■ What you should do ■
The records appear below. Copy each one exactly.

■ Supplied material ■
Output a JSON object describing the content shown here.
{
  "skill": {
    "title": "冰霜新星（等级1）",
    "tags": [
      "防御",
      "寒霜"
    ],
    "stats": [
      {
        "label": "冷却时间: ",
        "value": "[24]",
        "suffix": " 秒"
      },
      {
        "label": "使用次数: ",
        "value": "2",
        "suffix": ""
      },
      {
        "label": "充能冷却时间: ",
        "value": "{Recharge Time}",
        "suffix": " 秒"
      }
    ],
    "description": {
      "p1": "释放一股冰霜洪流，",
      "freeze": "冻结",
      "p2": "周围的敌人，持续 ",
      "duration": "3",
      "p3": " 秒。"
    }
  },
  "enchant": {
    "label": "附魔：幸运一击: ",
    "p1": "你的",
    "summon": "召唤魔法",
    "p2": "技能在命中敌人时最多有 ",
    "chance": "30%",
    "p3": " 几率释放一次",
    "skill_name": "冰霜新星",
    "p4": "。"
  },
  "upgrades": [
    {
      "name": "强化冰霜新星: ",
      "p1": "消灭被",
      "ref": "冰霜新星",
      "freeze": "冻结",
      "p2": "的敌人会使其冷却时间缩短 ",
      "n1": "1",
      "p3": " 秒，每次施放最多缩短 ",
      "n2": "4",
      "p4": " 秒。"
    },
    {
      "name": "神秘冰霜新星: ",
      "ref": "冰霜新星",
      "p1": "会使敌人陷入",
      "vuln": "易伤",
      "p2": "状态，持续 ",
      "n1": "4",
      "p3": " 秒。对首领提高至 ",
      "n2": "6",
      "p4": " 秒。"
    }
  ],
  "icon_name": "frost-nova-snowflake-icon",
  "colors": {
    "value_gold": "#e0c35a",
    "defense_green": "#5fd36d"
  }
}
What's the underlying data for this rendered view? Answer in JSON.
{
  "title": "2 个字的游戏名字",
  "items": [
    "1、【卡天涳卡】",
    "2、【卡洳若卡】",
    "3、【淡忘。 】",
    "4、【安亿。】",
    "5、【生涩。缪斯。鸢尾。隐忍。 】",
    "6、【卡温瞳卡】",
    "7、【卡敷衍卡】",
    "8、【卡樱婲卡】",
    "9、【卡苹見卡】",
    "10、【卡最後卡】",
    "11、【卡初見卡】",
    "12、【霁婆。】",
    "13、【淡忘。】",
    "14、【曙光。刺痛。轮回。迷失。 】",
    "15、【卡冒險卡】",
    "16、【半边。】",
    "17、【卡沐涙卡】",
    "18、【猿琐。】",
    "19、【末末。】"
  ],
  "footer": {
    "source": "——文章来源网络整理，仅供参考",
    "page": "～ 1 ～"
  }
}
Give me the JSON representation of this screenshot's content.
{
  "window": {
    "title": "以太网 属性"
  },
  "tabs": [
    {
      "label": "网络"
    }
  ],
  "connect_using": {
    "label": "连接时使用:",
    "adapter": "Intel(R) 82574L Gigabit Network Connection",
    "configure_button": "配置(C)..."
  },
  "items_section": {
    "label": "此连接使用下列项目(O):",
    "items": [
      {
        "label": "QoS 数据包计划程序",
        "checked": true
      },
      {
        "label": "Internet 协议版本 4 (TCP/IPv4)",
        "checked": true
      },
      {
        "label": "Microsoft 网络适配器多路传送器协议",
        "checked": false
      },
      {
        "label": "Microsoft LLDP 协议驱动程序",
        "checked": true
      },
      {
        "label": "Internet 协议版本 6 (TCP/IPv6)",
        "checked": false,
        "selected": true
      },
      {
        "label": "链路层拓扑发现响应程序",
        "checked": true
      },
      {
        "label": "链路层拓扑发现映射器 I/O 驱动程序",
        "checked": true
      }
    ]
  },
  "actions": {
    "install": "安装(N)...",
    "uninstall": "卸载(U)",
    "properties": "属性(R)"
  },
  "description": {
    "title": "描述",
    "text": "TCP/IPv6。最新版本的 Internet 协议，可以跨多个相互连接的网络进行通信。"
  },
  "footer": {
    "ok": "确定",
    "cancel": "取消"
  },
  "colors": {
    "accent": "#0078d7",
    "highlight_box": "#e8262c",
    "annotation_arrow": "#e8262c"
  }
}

■ Answer to this task ■
Output a JSON object describing the content shown here.
{
  "skill": {
    "title": "冰霜新星（等级1）",
    "tags": [
      "防御",
      "寒霜"
    ],
    "stats": [
      {
        "label": "冷却时间: ",
        "value": "[24]",
        "suffix": " 秒"
      },
      {
        "label": "使用次数: ",
        "value": "2",
        "suffix": ""
      },
      {
        "label": "充能冷却时间: ",
        "value": "{Recharge Time}",
        "suffix": " 秒"
      }
    ],
    "description": {
      "p1": "释放一股冰霜洪流，",
      "freeze": "冻结",
      "p2": "周围的敌人，持续 ",
      "duration": "3",
      "p3": " 秒。"
    }
  },
  "enchant": {
    "label": "附魔：幸运一击: ",
    "p1": "你的",
    "summon": "召唤魔法",
    "p2": "技能在命中敌人时最多有 ",
    "chance": "30%",
    "p3": " 几率释放一次",
    "skill_name": "冰霜新星",
    "p4": "。"
  },
  "upgrades": [
    {
      "name": "强化冰霜新星: ",
      "p1": "消灭被",
      "ref": "冰霜新星",
      "freeze": "冻结",
      "p2": "的敌人会使其冷却时间缩短 ",
      "n1": "1",
      "p3": " 秒，每次施放最多缩短 ",
      "n2": "4",
      "p4": " 秒。"
    },
    {
      "name": "神秘冰霜新星: ",
      "ref": "冰霜新星",
      "p1": "会使敌人陷入",
      "vuln": "易伤",
      "p2": "状态，持续 ",
      "n1": "4",
      "p3": " 秒。对首领提高至 ",
      "n2": "6",
      "p4": " 秒。"
    }
  ],
  "icon_name": "frost-nova-snowflake-icon",
  "colors": {
    "value_gold": "#e0c35a",
    "defense_green": "#5fd36d"
  }
}
What's the underlying data for this rendered view? Answer in JSON.
{
  "title": "2 个字的游戏名字",
  "items": [
    "1、【卡天涳卡】",
    "2、【卡洳若卡】",
    "3、【淡忘。 】",
    "4、【安亿。】",
    "5、【生涩。缪斯。鸢尾。隐忍。 】",
    "6、【卡温瞳卡】",
    "7、【卡敷衍卡】",
    "8、【卡樱婲卡】",
    "9、【卡苹見卡】",
    "10、【卡最後卡】",
    "11、【卡初見卡】",
    "12、【霁婆。】",
    "13、【淡忘。】",
    "14、【曙光。刺痛。轮回。迷失。 】",
    "15、【卡冒險卡】",
    "16、【半边。】",
    "17、【卡沐涙卡】",
    "18、【猿琐。】",
    "19、【末末。】"
  ],
  "footer": {
    "source": "——文章来源网络整理，仅供参考",
    "page": "～ 1 ～"
  }
}
Give me the JSON representation of this screenshot's content.
{
  "window": {
    "title": "以太网 属性"
  },
  "tabs": [
    {
      "label": "网络"
    }
  ],
  "connect_using": {
    "label": "连接时使用:",
    "adapter": "Intel(R) 82574L Gigabit Network Connection",
    "configure_button": "配置(C)..."
  },
  "items_section": {
    "label": "此连接使用下列项目(O):",
    "items": [
      {
        "label": "QoS 数据包计划程序",
        "checked": true
      },
      {
        "label": "Internet 协议版本 4 (TCP/IPv4)",
        "checked": true
      },
      {
        "label": "Microsoft 网络适配器多路传送器协议",
        "checked": false
      },
      {
        "label": "Microsoft LLDP 协议驱动程序",
        "checked": true
      },
      {
        "label": "Internet 协议版本 6 (TCP/IPv6)",
        "checked": false,
        "selected": true
      },
      {
        "label": "链路层拓扑发现响应程序",
        "checked": true
      },
      {
        "label": "链路层拓扑发现映射器 I/O 驱动程序",
        "checked": true
      }
    ]
  },
  "actions": {
    "install": "安装(N)...",
    "uninstall": "卸载(U)",
    "properties": "属性(R)"
  },
  "description": {
    "title": "描述",
    "text": "TCP/IPv6。最新版本的 Internet 协议，可以跨多个相互连接的网络进行通信。"
  },
  "footer": {
    "ok": "确定",
    "cancel": "取消"
  },
  "colors": {
    "accent": "#0078d7",
    "highlight_box": "#e8262c",
    "annotation_arrow": "#e8262c"
  }
}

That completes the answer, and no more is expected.